HHS could learn a thing or two from the USDA The USDA rightly recognizes that there are ways both to further the government’s interest in promoting health and to respect religious believers’ right of conscience.
Ryan Colby 202-349-7219 email@example.com
Unlike HHS, it sounds like the USDA knows how to work with religious groups to accommodate religious exercise. From Howard Friedman at Religion Clause:
The Forward reported yesterday on the unique problems of religious accommodation in complying with the federal Healthy, Hunger-Free Kids Act of 2010 faced by ultra-Orthodox Jewish schools. Under the Act and implementing regulations, federal assistance for a school’s food program is available only if the school’s menus meet specified nutritional guidelines. Orthodox Jewish schools have encountered two issues, only one of which has been resolved so far. First, government standards limited the amount of grain-based food that could be served. Orthodox Jewish students needed a slice of bread in order to say the traditional Hamotzi– the blessing over bread with which each meal is begun. That left no room for other grain-based foods. USDA officials agreed that schools could increase the amount of grain consumption, so long as it stayed within the calorie limit set out in USDA regulations.
The second issue involves the requirement to serve leafy dark-green vegetables as part of school meals. Ultra-Orthodox standards for kosher observance require special inspection of leafy vegetables to be sure that they are not insect infested. This would pose prohibitive costs on schools, and if they did not provide for inspection parents would advise their children not to eat the vegetables. The schools are consulting with a nutritionist to attempt to find equally nutritious alternatives.

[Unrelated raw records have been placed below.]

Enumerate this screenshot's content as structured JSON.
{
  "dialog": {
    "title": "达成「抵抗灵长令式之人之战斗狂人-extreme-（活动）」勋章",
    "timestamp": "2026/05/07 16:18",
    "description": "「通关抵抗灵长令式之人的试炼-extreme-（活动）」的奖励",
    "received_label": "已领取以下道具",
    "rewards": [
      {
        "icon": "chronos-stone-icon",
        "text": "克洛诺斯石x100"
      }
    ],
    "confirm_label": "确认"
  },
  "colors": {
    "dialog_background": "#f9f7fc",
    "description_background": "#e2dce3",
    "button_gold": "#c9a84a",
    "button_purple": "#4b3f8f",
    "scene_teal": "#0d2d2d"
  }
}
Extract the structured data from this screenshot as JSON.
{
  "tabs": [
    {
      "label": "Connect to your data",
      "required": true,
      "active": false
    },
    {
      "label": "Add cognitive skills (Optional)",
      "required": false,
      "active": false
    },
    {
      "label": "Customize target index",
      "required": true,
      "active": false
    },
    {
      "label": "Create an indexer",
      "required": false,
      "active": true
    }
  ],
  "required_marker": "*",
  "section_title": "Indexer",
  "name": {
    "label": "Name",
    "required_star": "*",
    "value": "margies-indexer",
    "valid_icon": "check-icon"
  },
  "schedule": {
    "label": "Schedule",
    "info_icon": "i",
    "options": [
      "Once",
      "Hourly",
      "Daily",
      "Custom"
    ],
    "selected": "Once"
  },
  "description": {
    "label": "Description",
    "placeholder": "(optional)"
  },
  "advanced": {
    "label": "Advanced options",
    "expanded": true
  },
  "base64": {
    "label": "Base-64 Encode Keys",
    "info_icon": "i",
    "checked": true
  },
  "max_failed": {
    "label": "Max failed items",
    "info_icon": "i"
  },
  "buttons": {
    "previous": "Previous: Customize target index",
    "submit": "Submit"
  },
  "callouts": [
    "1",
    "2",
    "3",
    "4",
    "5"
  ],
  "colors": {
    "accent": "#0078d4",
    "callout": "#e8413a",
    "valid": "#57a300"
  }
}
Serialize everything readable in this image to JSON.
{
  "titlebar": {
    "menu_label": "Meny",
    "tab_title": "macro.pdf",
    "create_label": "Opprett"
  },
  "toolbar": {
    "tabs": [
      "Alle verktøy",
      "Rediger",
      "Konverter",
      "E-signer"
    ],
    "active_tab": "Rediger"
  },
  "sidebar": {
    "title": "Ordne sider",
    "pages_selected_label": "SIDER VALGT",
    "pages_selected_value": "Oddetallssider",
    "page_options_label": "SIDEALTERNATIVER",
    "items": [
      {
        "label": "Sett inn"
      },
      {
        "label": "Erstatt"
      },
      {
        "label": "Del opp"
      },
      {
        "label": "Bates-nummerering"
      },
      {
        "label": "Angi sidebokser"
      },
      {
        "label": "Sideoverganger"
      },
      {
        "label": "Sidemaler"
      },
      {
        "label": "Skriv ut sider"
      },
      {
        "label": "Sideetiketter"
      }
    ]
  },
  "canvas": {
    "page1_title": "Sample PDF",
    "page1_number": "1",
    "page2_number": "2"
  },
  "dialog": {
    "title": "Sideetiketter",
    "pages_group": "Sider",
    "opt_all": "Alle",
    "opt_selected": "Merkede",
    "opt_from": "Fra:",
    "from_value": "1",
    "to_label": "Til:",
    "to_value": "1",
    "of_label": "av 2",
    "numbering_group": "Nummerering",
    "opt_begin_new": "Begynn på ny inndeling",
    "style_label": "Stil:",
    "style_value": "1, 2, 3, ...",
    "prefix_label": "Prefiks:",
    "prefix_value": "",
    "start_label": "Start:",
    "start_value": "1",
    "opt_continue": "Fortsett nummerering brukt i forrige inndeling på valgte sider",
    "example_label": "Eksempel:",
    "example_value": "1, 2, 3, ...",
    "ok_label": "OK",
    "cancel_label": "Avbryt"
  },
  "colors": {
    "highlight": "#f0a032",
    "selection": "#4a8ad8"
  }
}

The USDA rightly recognizes that there are ways both to further the government’s interest in promoting health and to respect religious believers’ right of conscience. By contrast, HHS has rejected numerous alternatives that would further “access” to health care while still protecting religious believers’ right of conscience.